The average American goes through a quarter ton of paper every year. Over the last decade, in developed countries, paper consumption has fallen sharply. The arrival of the personal computer and its companion printer didn't do it, but the rise of the Internet has made using paper an old-fashioned thing. We’re writing fewer checks, sending fewer letters, circulating fewer reports -- even love letters, love notes, are passed between servers.
When Edison came out with the phonograph, Scribner’s Magazine published an essay by the French litterateur Octave Uzanne titled “The End of Books.” Apparently every time a new communication medium has came along -- radio, telephone, motion pictures, television, CD-Rom -- pundits have said we won't need books anymore. H.G. Wells wrote in one of his books that microfilm would replace the book.
Even so, other authorities -- educators, researchers -- have said that flipping through printed sheets works better, helps you learn better than reading an electronic page. Tests have shown that reading is a bodily activity -- we take in information with our sense of touch as well as with our sense of sight. A sequence of pages bound together into a physical object is very different from a flat screen that displays only a single “page” at a time. The physical presence of the printed pages, and the ability to flip back and forth through them, and develop a mental map of the contents of printed text, is "significantly important." Surveys in the U.S. and other countries, show that college students clearly prefer printed textbooks.

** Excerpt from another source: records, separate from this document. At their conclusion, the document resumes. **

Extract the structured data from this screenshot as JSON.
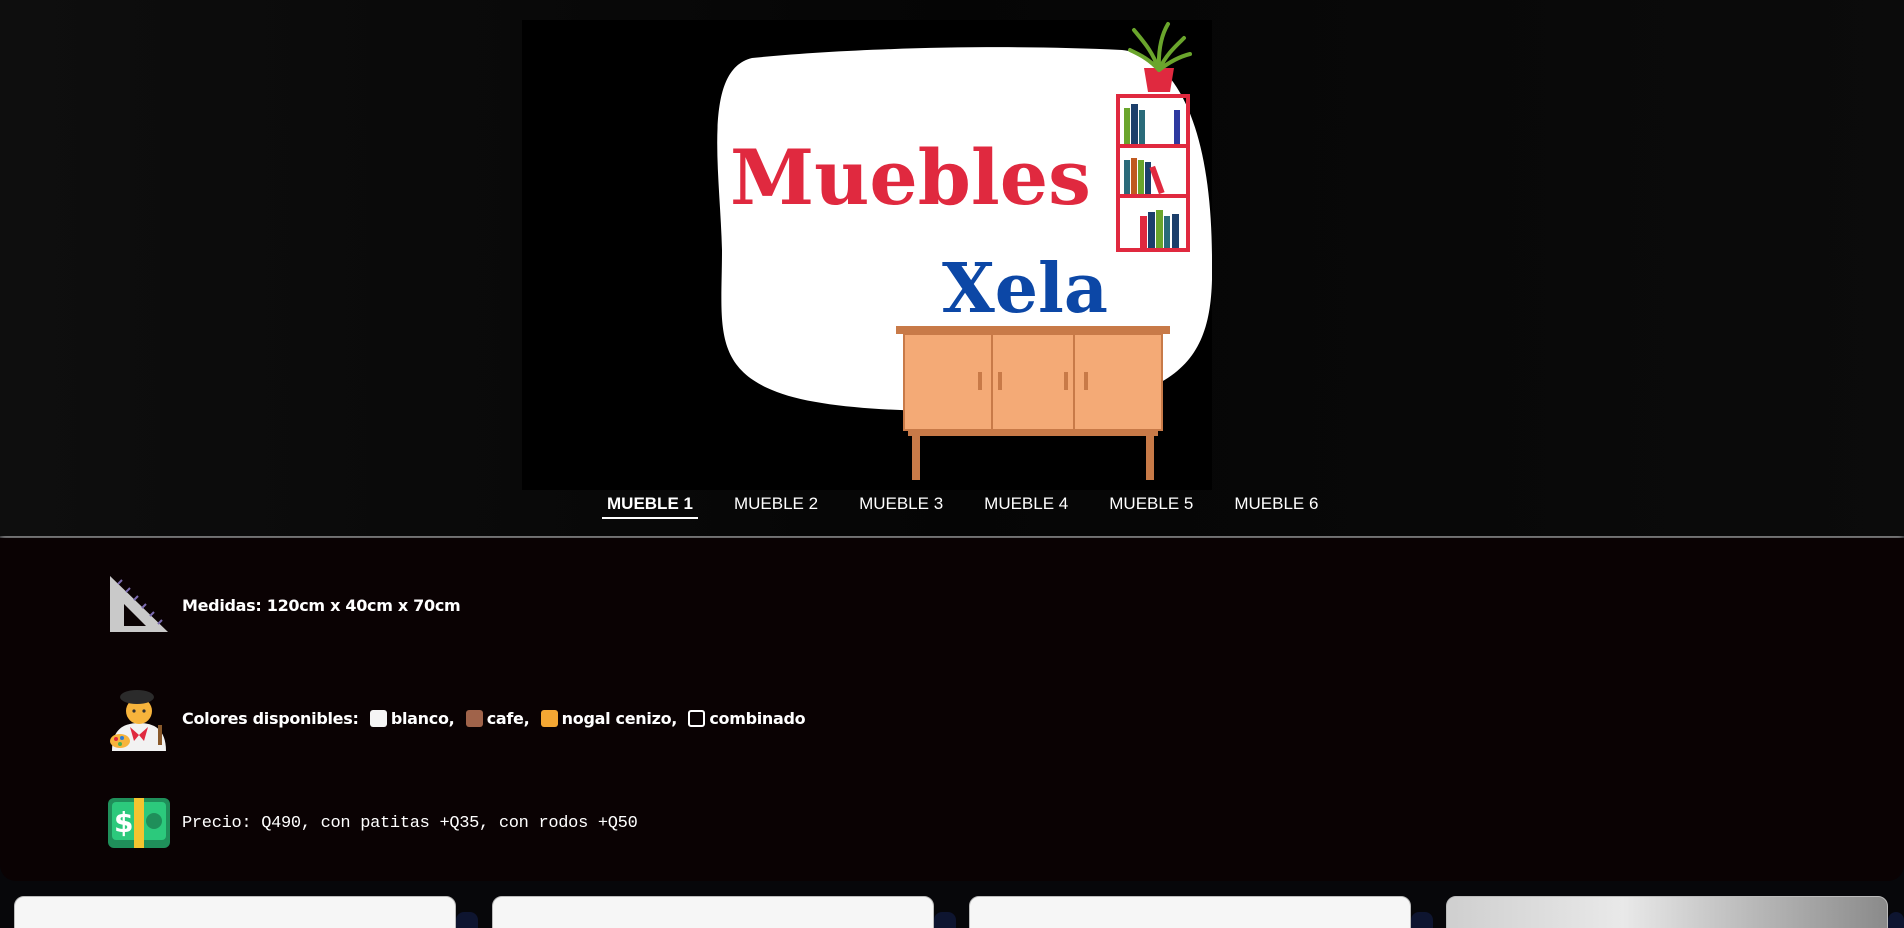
{
  "logo": {
    "line1": "Muebles",
    "line2": "Xela",
    "line1_color": "#e0293f",
    "line2_color": "#0c47a6"
  },
  "nav": {
    "items": [
      {
        "label": "MUEBLE 1",
        "active": true
      },
      {
        "label": "MUEBLE 2",
        "active": false
      },
      {
        "label": "MUEBLE 3",
        "active": false
      },
      {
        "label": "MUEBLE 4",
        "active": false
      },
      {
        "label": "MUEBLE 5",
        "active": false
      },
      {
        "label": "MUEBLE 6",
        "active": false
      }
    ]
  },
  "info": {
    "medidas": {
      "icon": "triangle-ruler-icon",
      "text": "Medidas: 120cm x 40cm x 70cm"
    },
    "colores": {
      "icon": "artist-icon",
      "label": "Colores disponibles:",
      "options": [
        {
          "name": "blanco,",
          "color": "#f5f5f5"
        },
        {
          "name": "cafe,",
          "color": "#a0634a"
        },
        {
          "name": "nogal cenizo,",
          "color": "#f4a733"
        },
        {
          "name": "combinado",
          "color": "outline"
        }
      ]
    },
    "precio": {
      "icon": "dollar-bill-icon",
      "text": "Precio: Q490, con patitas +Q35, con rodos +Q50"
    }
  },
  "colors": {
    "header_bg": "#0a0a0a",
    "panel_bg": "#0a0203",
    "accent_navy": "#0e1530"
  }
}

Hey, my husband, actor John Cullum, has said when he's "up" (can't remember the next line), he remembers the look of the page, the paragraph, and the panic vanishes.
Back and forth, the magazine article went, between what's great about e-books, and what's important about books with pages you turn, finally reporting that after an initial boom, electronic book sales are currently five percent less than they were last year, that in the U.S., some two billion books and 350 million magazines will be rolling off the presses.

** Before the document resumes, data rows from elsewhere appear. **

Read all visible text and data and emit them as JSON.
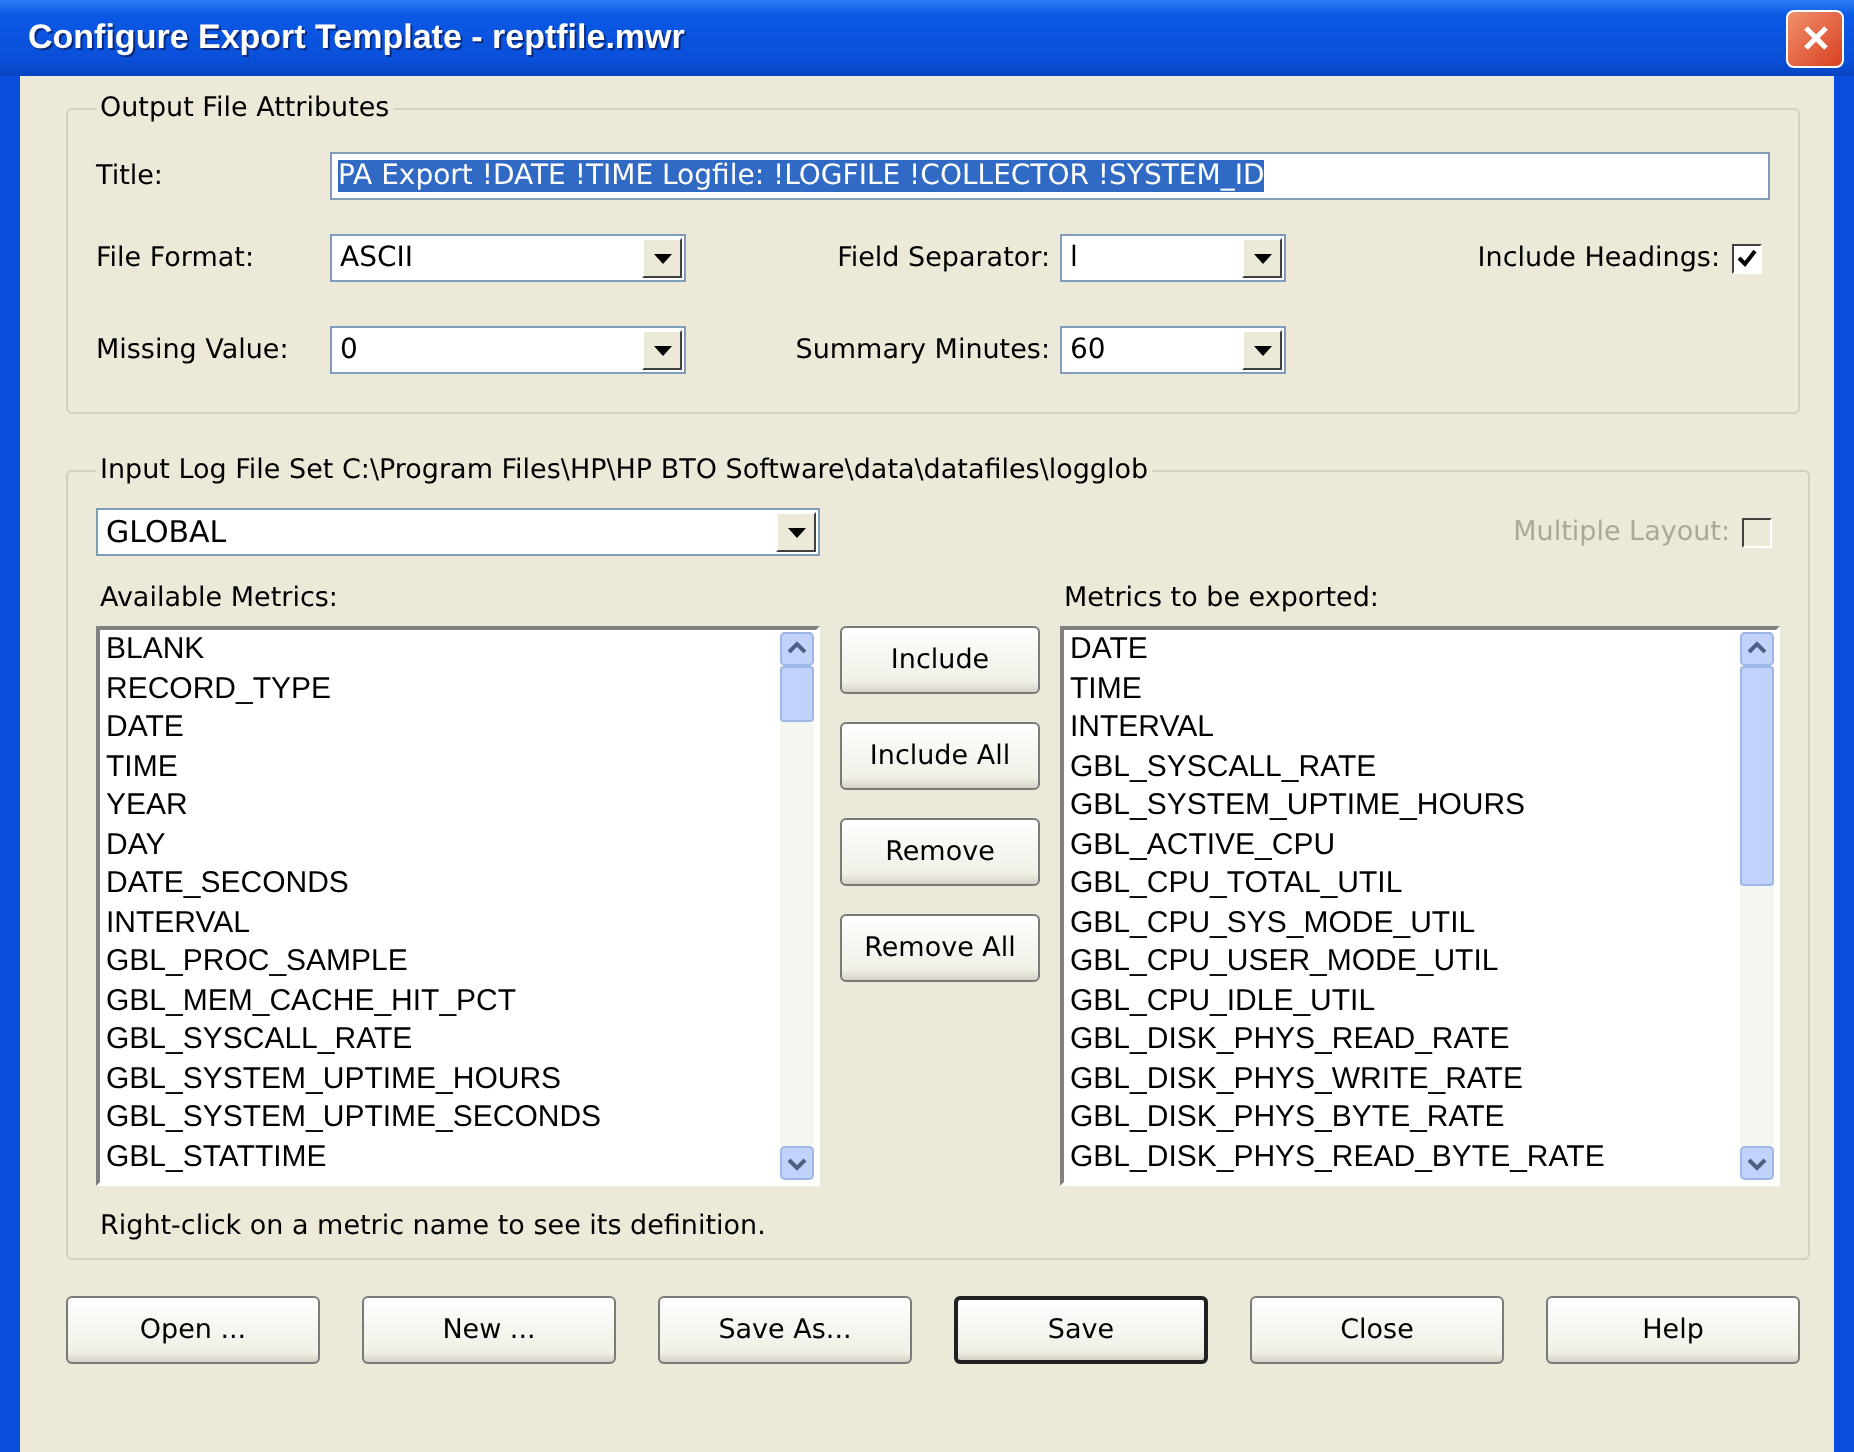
{
  "window": {
    "title": "Configure Export Template - reptfile.mwr"
  },
  "output_group": {
    "legend": "Output File Attributes",
    "title_field": {
      "label": "Title:",
      "value": "PA Export !DATE !TIME Logfile: !LOGFILE !COLLECTOR !SYSTEM_ID",
      "selected": true
    },
    "file_format": {
      "label": "File Format:",
      "value": "ASCII"
    },
    "field_separator": {
      "label": "Field Separator:",
      "value": "l"
    },
    "include_headings": {
      "label": "Include Headings:",
      "checked": true,
      "disabled": false
    },
    "missing_value": {
      "label": "Missing Value:",
      "value": "0"
    },
    "summary_minutes": {
      "label": "Summary Minutes:",
      "value": "60"
    }
  },
  "input_group": {
    "legend": "Input Log File Set C:\\Program Files\\HP\\HP BTO Software\\data\\datafiles\\logglob",
    "class_combo": {
      "value": "GLOBAL"
    },
    "multiple_layout": {
      "label": "Multiple Layout:",
      "checked": false,
      "disabled": true
    },
    "available": {
      "label": "Available Metrics:",
      "items": [
        "BLANK",
        "RECORD_TYPE",
        "DATE",
        "TIME",
        "YEAR",
        "DAY",
        "DATE_SECONDS",
        "INTERVAL",
        "GBL_PROC_SAMPLE",
        "GBL_MEM_CACHE_HIT_PCT",
        "GBL_SYSCALL_RATE",
        "GBL_SYSTEM_UPTIME_HOURS",
        "GBL_SYSTEM_UPTIME_SECONDS",
        "GBL_STATTIME"
      ]
    },
    "move_buttons": [
      "Include",
      "Include All",
      "Remove",
      "Remove All"
    ],
    "exported": {
      "label": "Metrics to be exported:",
      "items": [
        "DATE",
        "TIME",
        "INTERVAL",
        "GBL_SYSCALL_RATE",
        "GBL_SYSTEM_UPTIME_HOURS",
        "GBL_ACTIVE_CPU",
        "GBL_CPU_TOTAL_UTIL",
        "GBL_CPU_SYS_MODE_UTIL",
        "GBL_CPU_USER_MODE_UTIL",
        "GBL_CPU_IDLE_UTIL",
        "GBL_DISK_PHYS_READ_RATE",
        "GBL_DISK_PHYS_WRITE_RATE",
        "GBL_DISK_PHYS_BYTE_RATE",
        "GBL_DISK_PHYS_READ_BYTE_RATE"
      ]
    },
    "hint": "Right-click on a metric name to see its definition."
  },
  "buttons": [
    {
      "label": "Open ...",
      "default": false
    },
    {
      "label": "New ...",
      "default": false
    },
    {
      "label": "Save As...",
      "default": false
    },
    {
      "label": "Save",
      "default": true
    },
    {
      "label": "Close",
      "default": false
    },
    {
      "label": "Help",
      "default": false
    }
  ]
}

The very last sentence in the magazine article was Nicholas Carr saying: "Something tells me Cai Lun isn’t turning in his grave just yet." So, at least the eunuch who invented paper back in 105 isn't worried.
Another brilliant guy, George Bernard Shaw, whom I admire and respect, said: "Only on paper has humanity yet achieved glory, beauty, truth, knowledge, virtue, and abiding love."
Yes, yes, that's what I feel! I love books, old books, second hand ones, new books, the smell, the feel of them, the look of words on a page. I'm really not sure that there will still be books on paper to read 10 years from now, but it's a relief to know that other book lovers feel the way Bernard Shaw, Nicolas Carr, actor John Cullum, and I feel.